14th July 2023
In a recent issue of Country Style Magazine, an article titled ‘Woven with Love’ caught our attention, so we read on with interest. The article opened with the recollection Anna Brand has of her grandmothers always knitting.
‘As they aged and their hands deteriorated, the knits changed, but it didn’t alter the love that went into every stitch.’
Whilst Anna grew up on a farm with mixed merino sheep in the Riverina region of New South Wales, Anna found her career niche in neonatal intensive care and started working in the ‘big smoke’ at a hospital in Melbourne. It was here that knitting wove its way back into Anna’s life.
‘Premature babies and sick newborns in the NICU would get so cold, whether during transport from another hospital or just being out for cuddles that armies of amazing knitters donated the tiniest beanies, cardigans and booties.’
After Anna welcomed her first daughter into her life, she stepped away from her NICU role and returned to farm life alongside her husband who worked in rural Western Victoria. It was here the idea for ‘The Woolly Brand’ was sparked.
Building on both the legacy of her grandmothers’ knitting and the time she spent surrounded by merino sheep growing up, Anna launched a company that makes high quality knitted pieces for infants and children. The irony of this career change is not lost on Anna as she closed the article by saying, ‘At times as a child I just wished for a new ‘cool’ piece of clothing, not another knitted piece. Yet, as an adult, I understand how lucky I was. I appreciate them so much more and look back with nostalgia.’
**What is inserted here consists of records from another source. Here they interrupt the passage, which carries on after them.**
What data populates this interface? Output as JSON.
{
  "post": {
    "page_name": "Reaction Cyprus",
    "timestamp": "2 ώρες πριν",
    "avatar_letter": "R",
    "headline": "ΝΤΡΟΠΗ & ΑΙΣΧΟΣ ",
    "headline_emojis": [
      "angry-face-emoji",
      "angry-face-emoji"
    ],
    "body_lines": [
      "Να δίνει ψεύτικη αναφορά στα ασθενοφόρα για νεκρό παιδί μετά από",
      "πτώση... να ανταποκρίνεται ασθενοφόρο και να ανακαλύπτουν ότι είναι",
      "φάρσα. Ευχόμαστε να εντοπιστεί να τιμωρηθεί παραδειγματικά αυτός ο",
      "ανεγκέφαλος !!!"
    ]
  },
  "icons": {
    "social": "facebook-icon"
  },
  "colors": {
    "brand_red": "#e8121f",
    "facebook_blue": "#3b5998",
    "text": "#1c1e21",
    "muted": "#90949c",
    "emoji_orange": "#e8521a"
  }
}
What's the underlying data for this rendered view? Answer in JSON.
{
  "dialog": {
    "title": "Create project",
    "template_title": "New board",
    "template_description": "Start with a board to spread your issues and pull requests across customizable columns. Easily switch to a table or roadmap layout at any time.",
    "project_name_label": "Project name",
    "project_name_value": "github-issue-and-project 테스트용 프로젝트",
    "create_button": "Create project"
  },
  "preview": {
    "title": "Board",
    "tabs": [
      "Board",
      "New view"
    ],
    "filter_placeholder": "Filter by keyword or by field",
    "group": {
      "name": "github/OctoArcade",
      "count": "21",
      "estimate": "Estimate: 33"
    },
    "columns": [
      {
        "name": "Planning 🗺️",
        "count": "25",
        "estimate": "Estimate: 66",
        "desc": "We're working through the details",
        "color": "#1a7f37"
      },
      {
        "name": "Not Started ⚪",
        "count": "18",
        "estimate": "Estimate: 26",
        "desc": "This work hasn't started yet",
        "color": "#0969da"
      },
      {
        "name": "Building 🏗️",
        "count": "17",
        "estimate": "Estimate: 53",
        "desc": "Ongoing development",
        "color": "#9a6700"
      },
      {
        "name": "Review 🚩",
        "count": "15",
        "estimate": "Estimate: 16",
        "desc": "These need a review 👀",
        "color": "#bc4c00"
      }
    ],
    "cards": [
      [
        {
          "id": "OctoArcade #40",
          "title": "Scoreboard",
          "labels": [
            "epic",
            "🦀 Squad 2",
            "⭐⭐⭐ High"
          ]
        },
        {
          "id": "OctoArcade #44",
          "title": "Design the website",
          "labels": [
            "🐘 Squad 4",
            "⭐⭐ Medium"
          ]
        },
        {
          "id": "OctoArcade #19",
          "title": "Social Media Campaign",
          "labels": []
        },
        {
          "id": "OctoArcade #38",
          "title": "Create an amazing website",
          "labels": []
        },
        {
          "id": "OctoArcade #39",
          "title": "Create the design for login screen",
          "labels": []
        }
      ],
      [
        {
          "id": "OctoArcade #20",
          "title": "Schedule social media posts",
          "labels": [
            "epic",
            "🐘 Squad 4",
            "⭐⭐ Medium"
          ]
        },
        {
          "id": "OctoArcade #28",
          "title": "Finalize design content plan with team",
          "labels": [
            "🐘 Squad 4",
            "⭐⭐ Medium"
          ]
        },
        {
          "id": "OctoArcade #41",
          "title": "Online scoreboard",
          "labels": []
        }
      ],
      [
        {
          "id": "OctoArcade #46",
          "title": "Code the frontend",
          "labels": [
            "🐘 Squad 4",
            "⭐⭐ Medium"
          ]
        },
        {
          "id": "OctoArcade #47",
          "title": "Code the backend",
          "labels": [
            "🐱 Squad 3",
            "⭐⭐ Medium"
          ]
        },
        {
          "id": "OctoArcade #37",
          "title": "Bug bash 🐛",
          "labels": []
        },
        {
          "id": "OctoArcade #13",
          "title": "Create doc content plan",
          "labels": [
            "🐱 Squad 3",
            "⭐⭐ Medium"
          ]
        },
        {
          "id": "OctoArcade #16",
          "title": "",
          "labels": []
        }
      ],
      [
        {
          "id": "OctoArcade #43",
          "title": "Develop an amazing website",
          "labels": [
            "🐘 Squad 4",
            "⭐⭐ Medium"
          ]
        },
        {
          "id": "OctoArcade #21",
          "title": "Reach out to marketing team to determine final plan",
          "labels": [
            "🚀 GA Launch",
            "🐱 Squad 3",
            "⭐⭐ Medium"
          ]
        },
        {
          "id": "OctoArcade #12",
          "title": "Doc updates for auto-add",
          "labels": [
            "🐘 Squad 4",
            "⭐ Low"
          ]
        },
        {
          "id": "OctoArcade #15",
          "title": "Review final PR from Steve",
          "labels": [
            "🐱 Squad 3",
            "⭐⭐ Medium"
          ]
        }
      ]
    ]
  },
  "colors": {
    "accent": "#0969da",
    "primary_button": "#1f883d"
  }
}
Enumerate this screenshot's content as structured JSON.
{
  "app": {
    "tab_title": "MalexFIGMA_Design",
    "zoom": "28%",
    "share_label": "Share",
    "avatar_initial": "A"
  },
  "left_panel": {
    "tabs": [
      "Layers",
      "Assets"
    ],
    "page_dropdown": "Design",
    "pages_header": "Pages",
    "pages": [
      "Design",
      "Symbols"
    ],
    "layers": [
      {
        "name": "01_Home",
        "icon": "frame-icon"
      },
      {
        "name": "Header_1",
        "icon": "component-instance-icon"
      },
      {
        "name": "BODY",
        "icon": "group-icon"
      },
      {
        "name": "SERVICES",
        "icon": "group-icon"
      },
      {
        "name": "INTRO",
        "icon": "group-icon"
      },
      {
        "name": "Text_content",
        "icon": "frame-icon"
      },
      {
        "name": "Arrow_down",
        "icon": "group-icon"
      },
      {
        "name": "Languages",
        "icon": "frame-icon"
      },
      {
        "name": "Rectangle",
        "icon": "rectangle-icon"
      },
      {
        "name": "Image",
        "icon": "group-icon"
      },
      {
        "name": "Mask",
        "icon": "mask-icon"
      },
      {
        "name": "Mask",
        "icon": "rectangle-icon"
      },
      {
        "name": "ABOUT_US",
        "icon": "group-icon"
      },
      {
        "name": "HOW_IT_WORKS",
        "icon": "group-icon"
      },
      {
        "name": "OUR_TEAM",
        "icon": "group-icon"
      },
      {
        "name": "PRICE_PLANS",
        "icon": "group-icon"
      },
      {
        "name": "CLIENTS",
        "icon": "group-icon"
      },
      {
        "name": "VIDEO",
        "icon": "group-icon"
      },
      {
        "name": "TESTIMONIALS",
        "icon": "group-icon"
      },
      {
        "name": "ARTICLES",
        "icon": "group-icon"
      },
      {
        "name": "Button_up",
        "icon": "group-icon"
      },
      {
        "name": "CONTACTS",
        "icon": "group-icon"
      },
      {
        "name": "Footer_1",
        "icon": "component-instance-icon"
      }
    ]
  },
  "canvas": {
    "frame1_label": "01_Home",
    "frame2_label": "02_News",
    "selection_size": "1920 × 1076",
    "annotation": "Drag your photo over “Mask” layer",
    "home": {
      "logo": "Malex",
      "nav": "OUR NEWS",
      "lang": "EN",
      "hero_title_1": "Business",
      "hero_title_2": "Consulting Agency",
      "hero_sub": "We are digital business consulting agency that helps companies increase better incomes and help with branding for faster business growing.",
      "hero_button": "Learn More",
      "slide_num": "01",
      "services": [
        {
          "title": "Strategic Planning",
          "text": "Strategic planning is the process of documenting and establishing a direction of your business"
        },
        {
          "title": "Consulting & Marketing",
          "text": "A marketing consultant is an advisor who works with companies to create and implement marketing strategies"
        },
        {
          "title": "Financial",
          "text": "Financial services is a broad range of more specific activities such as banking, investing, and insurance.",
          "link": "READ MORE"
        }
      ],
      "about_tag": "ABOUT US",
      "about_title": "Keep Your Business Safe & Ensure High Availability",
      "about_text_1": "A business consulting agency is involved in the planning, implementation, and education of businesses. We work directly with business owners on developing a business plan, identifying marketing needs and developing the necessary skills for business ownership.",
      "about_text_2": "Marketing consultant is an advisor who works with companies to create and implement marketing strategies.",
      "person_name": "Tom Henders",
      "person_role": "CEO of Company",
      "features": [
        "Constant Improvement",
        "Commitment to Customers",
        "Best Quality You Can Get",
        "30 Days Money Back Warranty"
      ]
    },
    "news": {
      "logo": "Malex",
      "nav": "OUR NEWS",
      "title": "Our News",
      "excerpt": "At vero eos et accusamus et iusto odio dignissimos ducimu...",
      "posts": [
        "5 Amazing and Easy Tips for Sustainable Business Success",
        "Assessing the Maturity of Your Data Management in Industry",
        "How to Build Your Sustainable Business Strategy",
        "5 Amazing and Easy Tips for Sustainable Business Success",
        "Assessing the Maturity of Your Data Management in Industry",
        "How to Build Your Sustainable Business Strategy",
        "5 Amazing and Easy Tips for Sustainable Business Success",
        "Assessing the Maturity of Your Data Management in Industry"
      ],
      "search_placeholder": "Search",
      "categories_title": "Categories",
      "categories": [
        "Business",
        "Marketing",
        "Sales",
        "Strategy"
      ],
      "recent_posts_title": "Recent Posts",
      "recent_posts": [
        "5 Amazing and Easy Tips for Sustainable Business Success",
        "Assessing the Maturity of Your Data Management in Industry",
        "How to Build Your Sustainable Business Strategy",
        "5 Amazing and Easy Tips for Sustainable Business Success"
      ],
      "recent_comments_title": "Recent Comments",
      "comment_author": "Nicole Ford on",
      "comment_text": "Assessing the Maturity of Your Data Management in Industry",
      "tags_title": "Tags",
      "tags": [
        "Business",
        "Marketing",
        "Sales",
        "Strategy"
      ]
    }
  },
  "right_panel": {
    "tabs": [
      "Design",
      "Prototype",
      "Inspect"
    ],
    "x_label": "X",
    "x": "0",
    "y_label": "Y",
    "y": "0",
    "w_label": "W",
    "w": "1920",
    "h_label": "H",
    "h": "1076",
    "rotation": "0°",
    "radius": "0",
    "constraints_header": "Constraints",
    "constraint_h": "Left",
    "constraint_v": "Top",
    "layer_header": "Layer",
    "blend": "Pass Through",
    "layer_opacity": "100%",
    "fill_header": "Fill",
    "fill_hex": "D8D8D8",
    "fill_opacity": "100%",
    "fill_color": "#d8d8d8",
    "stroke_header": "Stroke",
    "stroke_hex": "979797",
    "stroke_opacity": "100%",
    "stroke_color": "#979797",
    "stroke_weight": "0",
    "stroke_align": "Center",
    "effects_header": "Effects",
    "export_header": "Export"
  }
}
As we read about Anna’s journey from recipient, to user, to creator of things crafted with needle and thread, we couldn’t help but consider not only those whose legacy we inherit, but the legacy we’re creating for the next generation as we hope to instill the same passion for all things stitching that we hold so tightly.
Where did our love of needle and thread originate? Are we planting seeds of stitching that will bear fruit in generations to come?
We’d love to hear about your legacy of needle and thread, either where it came from or how you’re leaving an inheritance for the next generation. Email your story to email@example.com, we can’t wait to share in your journey.